mathematical challenge, number theory, A005245, integer complexity, complexity theory, exponentiation, mathematics is inconsistent, arithmetic is inconsistent, inconsistency

Any comments are welcome: Karlis.Podnieks@lu.lv

**Mathematical Challenge**

**By Karlis Podnieks**

University of Latvia

Consider representing of natural numbers by using 1, +, * and brackets. One can prove easily that the best way of representing the powers of 3 is as follows:
All the other variants contain more than 3n 1's.
It is the best way at least for n≤39 – as verified by Janis Iraids. More about the context – see A005245 in the The On-Line Encyclopedia of Integer Sequences. February 26, 2011 Added later: H. Altman, J.
Zelinsky. J. Iraids, K. Balodis, J. Čerņenoks, M.
Opmanis, R. Opmanis, K. Podnieks. |

More about the
context – see: February 26, 2011 |

According to Gödel's First Incompleteness Theorem, any formal theory of natural numbers is either inconsistent, or incomplete. The final step: prove that the second clause can be dropped. More about the context – see the end of Section 6.1 of my book about Goedel's Theorem.

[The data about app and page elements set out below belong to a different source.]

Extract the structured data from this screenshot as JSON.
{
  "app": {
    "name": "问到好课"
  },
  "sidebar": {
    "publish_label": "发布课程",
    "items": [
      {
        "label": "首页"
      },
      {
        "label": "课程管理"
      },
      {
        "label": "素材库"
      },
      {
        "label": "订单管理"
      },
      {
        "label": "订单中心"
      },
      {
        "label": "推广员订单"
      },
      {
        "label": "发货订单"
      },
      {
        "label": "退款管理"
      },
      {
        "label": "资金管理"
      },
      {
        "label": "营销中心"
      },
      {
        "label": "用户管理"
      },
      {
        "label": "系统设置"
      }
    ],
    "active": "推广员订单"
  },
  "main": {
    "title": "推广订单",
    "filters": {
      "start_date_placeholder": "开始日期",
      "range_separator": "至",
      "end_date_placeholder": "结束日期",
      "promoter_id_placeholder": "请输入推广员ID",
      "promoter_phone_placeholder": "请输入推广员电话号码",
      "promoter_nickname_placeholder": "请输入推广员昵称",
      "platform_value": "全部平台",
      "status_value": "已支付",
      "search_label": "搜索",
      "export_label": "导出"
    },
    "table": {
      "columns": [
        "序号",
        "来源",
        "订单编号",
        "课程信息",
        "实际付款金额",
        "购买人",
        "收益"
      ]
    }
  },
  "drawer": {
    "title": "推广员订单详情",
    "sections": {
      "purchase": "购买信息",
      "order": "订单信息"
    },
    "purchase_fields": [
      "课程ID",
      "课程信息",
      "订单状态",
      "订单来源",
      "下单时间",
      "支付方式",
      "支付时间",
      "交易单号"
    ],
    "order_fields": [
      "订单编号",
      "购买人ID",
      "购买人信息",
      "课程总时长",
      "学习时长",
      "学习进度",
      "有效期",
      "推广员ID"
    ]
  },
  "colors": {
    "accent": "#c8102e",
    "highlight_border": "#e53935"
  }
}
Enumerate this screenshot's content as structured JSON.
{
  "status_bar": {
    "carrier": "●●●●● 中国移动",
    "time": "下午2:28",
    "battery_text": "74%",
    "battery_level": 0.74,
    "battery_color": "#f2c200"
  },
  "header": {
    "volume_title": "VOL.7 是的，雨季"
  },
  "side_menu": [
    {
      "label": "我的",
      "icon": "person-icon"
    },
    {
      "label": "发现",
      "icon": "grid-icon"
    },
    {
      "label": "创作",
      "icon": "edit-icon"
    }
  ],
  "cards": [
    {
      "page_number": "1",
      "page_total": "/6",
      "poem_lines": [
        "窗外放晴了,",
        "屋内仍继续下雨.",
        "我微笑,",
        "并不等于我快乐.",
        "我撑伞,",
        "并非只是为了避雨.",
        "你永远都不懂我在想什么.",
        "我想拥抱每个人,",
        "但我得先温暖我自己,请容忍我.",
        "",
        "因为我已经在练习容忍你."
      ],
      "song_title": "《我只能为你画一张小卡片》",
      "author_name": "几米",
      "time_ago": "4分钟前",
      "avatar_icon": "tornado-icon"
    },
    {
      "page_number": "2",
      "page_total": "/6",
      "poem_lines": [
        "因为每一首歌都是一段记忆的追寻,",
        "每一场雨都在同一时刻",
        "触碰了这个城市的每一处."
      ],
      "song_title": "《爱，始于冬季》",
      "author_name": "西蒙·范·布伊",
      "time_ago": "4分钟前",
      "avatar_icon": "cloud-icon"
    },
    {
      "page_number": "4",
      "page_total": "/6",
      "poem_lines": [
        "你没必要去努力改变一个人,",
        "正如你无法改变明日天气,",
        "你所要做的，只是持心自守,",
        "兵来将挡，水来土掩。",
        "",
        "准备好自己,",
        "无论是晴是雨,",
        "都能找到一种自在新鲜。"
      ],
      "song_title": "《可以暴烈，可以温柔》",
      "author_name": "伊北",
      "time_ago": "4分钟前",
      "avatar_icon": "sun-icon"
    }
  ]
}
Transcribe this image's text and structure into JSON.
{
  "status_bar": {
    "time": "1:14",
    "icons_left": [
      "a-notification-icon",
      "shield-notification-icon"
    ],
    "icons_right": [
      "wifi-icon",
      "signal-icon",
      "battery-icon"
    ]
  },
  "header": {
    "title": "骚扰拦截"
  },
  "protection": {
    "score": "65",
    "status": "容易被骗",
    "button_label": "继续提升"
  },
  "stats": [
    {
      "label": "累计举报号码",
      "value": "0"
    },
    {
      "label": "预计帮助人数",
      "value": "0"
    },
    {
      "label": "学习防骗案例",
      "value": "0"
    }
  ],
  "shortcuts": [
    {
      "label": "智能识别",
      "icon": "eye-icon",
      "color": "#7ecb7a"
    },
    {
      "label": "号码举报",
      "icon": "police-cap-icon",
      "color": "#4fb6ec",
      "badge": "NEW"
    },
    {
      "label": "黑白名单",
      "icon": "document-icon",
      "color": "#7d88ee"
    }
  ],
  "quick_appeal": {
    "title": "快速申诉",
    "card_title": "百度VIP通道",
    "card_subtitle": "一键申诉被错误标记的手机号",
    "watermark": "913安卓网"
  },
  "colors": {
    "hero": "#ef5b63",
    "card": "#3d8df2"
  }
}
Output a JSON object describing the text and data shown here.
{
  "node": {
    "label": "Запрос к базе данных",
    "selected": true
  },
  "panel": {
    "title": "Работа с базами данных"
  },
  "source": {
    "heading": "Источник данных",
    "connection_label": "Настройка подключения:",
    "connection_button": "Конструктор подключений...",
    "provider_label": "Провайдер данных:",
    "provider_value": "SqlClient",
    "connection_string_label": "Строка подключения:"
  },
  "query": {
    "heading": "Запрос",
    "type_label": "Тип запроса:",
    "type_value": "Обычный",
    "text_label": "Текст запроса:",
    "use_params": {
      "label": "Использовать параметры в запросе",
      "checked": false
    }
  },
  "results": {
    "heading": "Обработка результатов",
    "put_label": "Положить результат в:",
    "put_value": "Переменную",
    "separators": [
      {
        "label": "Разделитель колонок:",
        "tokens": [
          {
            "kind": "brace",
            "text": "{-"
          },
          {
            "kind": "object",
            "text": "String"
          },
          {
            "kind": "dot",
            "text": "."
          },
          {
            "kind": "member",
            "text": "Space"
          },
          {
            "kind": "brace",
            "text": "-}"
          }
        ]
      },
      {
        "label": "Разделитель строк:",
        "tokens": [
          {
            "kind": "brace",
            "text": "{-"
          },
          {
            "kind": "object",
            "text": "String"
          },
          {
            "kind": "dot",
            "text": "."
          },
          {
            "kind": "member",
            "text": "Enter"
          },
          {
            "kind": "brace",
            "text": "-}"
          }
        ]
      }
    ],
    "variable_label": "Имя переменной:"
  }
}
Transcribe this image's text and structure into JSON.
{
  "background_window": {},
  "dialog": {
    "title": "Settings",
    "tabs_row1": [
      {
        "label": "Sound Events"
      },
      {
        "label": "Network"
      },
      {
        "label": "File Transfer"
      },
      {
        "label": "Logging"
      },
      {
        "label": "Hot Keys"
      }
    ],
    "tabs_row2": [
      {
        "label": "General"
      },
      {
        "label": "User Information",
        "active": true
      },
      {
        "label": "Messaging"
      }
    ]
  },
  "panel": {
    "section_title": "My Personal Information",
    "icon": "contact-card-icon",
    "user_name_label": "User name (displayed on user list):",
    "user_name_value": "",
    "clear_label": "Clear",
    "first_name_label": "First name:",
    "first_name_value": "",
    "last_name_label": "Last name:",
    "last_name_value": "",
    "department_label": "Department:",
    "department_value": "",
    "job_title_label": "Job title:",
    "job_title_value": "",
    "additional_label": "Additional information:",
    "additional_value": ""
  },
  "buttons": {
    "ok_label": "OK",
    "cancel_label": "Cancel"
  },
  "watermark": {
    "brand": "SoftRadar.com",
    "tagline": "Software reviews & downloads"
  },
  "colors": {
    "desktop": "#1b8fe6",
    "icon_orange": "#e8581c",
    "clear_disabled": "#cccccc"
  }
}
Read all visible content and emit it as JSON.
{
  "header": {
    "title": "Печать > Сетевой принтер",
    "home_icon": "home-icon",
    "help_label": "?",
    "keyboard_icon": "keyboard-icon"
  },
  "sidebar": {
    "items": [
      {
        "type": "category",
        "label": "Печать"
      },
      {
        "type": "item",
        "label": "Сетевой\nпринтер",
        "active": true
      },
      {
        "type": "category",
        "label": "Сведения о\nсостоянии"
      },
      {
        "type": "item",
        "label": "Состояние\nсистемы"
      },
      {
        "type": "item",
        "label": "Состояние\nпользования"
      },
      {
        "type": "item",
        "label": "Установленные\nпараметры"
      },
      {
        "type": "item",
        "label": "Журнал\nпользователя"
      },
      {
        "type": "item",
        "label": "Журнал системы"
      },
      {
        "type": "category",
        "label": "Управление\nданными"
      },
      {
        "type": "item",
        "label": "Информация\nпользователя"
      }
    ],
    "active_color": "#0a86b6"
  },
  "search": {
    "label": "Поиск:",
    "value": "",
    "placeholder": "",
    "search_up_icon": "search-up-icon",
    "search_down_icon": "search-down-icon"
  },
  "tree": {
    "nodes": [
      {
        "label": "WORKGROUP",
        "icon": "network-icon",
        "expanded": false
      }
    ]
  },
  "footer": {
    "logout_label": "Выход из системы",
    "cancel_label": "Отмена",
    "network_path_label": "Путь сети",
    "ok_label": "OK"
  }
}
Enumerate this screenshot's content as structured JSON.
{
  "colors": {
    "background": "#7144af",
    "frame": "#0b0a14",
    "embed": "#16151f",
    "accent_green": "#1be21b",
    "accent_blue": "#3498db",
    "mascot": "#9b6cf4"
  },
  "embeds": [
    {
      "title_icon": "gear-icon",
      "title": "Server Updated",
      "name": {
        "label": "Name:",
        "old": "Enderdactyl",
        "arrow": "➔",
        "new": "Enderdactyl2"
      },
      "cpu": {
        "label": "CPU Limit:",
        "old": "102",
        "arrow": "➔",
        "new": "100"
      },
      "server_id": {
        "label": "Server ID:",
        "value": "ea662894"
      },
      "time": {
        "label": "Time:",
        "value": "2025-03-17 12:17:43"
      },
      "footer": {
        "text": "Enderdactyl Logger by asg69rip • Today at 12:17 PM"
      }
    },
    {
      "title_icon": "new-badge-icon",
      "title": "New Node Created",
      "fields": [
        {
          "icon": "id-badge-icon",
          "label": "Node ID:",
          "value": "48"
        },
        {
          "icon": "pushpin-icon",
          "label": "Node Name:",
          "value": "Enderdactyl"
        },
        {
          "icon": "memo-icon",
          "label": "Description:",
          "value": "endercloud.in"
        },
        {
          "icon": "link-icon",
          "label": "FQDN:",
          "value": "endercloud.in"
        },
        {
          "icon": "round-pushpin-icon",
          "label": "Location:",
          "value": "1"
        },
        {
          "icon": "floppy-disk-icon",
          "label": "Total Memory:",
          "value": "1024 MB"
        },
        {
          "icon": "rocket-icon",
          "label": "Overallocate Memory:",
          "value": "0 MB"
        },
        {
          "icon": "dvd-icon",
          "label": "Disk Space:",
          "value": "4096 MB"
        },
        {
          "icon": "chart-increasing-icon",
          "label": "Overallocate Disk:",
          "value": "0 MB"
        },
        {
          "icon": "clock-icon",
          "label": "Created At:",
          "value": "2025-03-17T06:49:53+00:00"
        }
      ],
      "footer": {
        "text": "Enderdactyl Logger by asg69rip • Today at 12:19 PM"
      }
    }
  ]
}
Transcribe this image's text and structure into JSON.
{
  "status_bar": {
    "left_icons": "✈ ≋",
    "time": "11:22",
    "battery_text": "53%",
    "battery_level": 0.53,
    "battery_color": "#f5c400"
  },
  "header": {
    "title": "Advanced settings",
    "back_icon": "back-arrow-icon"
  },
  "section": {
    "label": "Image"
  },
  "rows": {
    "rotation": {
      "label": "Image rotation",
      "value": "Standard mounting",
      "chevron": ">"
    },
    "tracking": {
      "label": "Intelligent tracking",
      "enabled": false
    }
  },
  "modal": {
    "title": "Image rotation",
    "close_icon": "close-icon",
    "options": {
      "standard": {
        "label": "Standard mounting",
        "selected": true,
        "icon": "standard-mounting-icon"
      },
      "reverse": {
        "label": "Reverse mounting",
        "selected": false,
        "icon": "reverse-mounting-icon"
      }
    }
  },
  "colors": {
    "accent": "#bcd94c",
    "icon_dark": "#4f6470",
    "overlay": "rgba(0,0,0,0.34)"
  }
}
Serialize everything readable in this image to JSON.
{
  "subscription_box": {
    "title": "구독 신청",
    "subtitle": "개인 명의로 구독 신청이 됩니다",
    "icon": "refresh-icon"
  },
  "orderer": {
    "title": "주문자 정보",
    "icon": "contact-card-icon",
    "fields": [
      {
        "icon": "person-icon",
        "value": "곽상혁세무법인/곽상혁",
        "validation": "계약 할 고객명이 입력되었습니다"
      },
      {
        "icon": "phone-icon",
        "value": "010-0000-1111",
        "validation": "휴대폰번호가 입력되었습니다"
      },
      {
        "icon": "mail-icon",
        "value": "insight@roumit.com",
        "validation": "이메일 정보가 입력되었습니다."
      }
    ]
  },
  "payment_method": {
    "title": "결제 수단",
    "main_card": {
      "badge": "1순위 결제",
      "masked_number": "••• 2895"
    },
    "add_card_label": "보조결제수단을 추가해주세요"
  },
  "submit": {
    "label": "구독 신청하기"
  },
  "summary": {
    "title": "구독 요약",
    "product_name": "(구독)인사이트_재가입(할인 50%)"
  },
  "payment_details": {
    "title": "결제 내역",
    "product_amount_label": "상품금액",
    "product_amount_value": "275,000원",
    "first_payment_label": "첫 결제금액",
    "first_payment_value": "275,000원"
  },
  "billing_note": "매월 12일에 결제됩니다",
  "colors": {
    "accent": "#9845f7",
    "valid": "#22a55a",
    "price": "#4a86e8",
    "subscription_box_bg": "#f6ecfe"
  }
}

Possibly, the first real step towards a solution is announced in:
where the following is announced:
"From this fact follows, in particular, that the
February 26, 2011 |

mathematical challenge, number theory, A005245, integer complexity, complexity theory, exponentiation, mathematics is inconsistent, arithmetic is inconsistent, inconsistency